freely available to non-Jews. And so, those who were once
"common" (not set apart to God) can now become
"clean" and holy. Through Christ, the symbolic rituals, which
belonged to the Jews, are no longer the focus. Rather, the spiritual
realities become the focus, and the distinctions based on the symbols
are done away with. In Christ, we are all one - all of us in which the
spiritual reality has taken effect.
- THE SYMBOL: With
reference to ceremonial "uncleanness" (part of the
Jewish ceremonial law).
- Hebrews 9:13 - The
blood/ashes sprinkled on those who were ceremonially unclean [common]...
made them ceremonially clean.
- THE REALITY: With
reference to spiritual "uncleanness" (and its absence
from the "Heavenly Jerusalem," from God's presence.)
- Revelation 21:27 -
Nothing (no person) impure/unclean [common] will enter the
E. In reference to "common" blood (= profane/unclean/of
no value): Jesus' blood (= the blood which made the New Covenant a reality) was
wrongly considered, by some, as being of no value.
- Hebrews 10:29 - The person
who treats it as unholy [as common, of no special significance]
will be severely punished by God.
F. THE SPIRITUAL REALITY: Jesus focuses on the real source of
"uncleanness" (etc.) - it does not revolve around physical rituals,
but is related to the nature of the heart.
- Matthew 15:11, 18, 20; Mark
7:15, 18, 20, 23 - All these verses have a similar focus: It's not what
enters a person's mouth (food) that makes him unclean/defiled. Rather,
it is what comes out of the mouth - the expressions of the heart - that
make him unclean/defiled. [See the context of these verses, for a
listing of some of the sins that come from the heart.]
- Additional Comments:
The religious leaders were focused on the issue of being ceremonially
clean. Yet they themselves had distorted this concept and had replaced
God's requirements with those of their own invention. They also focused
on "external" actions, while ignoring "internal"
spiritual realities. (See Mark 7:2, 5 - verses mentioned above, in

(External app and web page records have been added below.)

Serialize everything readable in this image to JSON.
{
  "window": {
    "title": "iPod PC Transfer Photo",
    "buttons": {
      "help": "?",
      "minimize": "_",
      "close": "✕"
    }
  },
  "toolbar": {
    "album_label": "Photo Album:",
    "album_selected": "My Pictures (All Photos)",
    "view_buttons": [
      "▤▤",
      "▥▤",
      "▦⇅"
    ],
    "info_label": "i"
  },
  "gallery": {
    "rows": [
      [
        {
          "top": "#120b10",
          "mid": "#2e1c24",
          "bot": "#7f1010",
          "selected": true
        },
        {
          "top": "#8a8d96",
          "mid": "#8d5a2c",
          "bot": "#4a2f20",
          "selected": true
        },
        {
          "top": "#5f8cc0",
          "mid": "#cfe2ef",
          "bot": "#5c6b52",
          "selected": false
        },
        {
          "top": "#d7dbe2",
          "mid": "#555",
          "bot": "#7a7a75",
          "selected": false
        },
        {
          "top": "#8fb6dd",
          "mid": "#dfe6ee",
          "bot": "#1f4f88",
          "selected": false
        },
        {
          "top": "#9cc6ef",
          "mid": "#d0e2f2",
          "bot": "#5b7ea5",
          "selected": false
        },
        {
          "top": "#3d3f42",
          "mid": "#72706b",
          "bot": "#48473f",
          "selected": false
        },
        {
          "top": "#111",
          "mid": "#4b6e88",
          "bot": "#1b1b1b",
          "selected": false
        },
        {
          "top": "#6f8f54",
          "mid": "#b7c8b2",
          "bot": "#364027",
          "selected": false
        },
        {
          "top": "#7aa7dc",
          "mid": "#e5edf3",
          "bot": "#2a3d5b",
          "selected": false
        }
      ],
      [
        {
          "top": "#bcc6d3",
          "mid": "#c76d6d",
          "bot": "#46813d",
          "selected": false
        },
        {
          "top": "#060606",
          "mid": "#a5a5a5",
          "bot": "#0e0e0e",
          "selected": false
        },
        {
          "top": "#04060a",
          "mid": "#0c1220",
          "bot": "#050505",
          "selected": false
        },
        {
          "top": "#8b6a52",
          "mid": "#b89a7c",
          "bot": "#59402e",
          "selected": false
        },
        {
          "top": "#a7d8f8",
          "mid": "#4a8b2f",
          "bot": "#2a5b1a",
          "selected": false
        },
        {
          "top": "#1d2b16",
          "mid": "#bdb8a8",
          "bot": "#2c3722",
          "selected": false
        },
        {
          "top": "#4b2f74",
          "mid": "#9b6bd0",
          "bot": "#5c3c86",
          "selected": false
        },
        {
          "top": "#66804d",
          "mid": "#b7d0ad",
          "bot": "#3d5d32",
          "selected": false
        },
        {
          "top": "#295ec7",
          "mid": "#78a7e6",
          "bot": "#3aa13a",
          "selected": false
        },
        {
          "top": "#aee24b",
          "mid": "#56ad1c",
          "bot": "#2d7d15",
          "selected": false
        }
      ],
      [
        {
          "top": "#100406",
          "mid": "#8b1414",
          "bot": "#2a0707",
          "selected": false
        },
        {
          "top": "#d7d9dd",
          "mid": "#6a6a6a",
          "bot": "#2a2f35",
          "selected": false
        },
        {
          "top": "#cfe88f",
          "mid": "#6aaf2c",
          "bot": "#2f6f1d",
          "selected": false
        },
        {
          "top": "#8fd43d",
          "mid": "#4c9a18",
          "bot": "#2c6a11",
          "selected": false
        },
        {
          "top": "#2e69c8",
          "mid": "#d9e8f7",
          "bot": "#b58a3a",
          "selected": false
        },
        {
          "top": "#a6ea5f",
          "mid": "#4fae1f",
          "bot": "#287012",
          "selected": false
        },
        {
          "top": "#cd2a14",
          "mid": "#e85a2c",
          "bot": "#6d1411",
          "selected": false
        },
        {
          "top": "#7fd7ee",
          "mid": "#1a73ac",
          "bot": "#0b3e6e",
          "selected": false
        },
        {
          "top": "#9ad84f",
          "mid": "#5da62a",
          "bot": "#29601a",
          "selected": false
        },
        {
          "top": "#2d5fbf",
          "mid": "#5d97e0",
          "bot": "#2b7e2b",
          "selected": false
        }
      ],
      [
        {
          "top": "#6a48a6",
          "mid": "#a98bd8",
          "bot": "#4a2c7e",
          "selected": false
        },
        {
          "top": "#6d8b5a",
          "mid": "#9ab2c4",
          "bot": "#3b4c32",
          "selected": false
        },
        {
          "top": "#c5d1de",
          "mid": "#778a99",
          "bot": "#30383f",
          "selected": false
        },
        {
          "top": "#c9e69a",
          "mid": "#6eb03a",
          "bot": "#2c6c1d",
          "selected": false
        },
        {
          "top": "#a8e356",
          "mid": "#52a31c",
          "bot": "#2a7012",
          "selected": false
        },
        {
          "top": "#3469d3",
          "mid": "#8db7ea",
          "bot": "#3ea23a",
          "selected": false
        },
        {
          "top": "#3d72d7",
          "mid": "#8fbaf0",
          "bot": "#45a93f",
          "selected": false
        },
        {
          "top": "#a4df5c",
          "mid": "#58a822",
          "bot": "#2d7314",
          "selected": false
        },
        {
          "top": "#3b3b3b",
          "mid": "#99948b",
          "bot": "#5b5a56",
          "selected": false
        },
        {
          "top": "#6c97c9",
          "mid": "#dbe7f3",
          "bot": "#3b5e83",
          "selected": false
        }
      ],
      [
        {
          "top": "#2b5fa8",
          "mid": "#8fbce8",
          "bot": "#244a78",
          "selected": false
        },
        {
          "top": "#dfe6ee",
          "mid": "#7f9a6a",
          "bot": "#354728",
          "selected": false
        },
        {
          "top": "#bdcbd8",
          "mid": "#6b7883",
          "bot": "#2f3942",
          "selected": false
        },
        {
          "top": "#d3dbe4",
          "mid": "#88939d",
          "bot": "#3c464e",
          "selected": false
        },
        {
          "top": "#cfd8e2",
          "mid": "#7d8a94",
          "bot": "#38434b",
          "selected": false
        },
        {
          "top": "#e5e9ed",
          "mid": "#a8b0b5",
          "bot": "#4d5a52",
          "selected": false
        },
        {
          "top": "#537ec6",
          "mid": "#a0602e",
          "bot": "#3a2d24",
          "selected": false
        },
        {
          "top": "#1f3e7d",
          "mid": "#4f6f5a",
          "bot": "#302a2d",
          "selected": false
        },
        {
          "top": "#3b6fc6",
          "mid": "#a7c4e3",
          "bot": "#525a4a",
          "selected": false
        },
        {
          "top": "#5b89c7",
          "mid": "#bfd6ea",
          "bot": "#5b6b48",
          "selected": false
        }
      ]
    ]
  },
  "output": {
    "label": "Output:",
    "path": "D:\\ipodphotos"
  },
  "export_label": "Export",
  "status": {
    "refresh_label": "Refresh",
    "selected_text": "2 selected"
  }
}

Section C.) The verses in this section show the real reasons
that people should be condemned as sinners: it involves matters of the
heart, not of the stomach!
Hinks © 1987, 2000